If you are getting a divorce, the New Jersey equitable distribution lawyers at the Choi Law Firm can advocate on your behalf for a fair division of your and your spouse’s assets and liabilities. Turn to our firm to help you in your divorce case by:
- Thoroughly investigating your and your spouse’s financial situations, including locating assets or money that may have been hidden by your spouse
- Working with accountants and financial experts to get a full picture of the marital estate
- Identifying what properties or assets may be properly considered separately owned by you or your spouse
- Vigorously negotiating on your behalf to try to reach a fair settlement with your spouse to avoid the time and expense of litigation
- Going to court if necessary and advocating on your behalf for a favorable outcome for you in your equitable distribution case
Contact Our Qualified New Jersey Equitable Distribution Attorneys Today to Get the Legal Help You Need
When you get divorced, you deserve to receive your fair share of the assets and wealth that your marriage has built. Contact us at the Choi Law Firm today for a confidential consultation to learn more about your legal rights.
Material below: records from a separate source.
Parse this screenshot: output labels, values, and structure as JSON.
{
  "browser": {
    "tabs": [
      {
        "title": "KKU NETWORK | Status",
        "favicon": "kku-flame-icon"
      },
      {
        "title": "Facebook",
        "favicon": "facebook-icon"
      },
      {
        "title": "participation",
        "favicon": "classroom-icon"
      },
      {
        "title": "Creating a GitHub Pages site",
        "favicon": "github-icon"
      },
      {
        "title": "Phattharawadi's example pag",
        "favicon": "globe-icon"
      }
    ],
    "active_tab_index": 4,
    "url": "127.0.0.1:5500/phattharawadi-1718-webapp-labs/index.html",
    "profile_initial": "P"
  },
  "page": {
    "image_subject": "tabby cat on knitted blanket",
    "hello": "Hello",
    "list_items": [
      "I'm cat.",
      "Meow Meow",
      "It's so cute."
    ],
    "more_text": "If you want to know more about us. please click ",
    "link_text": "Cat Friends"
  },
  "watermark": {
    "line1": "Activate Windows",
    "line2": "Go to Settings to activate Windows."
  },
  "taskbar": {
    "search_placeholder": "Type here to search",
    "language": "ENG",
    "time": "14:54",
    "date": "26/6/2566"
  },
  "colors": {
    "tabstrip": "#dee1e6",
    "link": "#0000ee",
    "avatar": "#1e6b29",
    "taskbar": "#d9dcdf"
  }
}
Our division of marital property lawyers in Bergen County, NJ serve clients in Essex County, Passaic County, Queens County, Nassau County, and throughout North Jersey and NYC.
Frequently Asked Questions About Equitable Distribution in New Jersey
Yes. Spouses who are divorcing can negotiate a marital settlement agreement or property settlement agreement to decide how they wish to divide marital assets and liabilities. A divorcing couple’s property settlement agreement or marital settlement agreement can then be incorporated by the court into the final judgment of divorce to make the parties’ agreement an enforceable court order, which may be needed to affect certain aspects of an equitable distribution such as dividing up pension or retirement account benefits.
While adultery by one spouse does not, by itself, have any effect on how the court will rule on equitable distribution in divorce, the court may consider the financial ramification of a spouse’s infidelity when deciding equitable distribution. For example, if the court finds that the unfaithful spouse spent an excessive amount of money that was marital property on their adulterous affair, the court may adjust the equitable distribution award to reflect the waste of marital assets.
Yes. Even if an asset is legally titled in only one spouse’s name, the court may still find that the asset constitutes marital property if both spouses contributed to the purchase and maintenance of the asset. For example, a couple may purchase real estate and title it only in one spouse’s name for tax purposes or for the purposes of obtaining a mortgage, but the court may rule that the property is a marital asset if both spouses financially contributed to the purchase price and maintenance costs.
“I always felt that they were genuinely fighting for me; truly looking out for my best interests."
I am very grateful for Sandra Choi and her team. They were kind, compassionate, thorough and very professional throughout the entire process of my case. I always felt that they were listening to my concerns and interests and provided all the professional advice and answers to my questions that I needed to feel confident about my decisions.”
“One of the best things about Ms. Choi is that she is caring and listens carefully to understand your situation."
Sandra Choi is attentive, kind, thoughtful, and professional. She was thorough and well-prepared throughout my case, and I was impressed by her honesty and work ethic. Ms. Choi and her team were helpful and responsive to my questions and concerns, and she certainly exceeded my expectations. I highly recommend Ms. Choi and her team.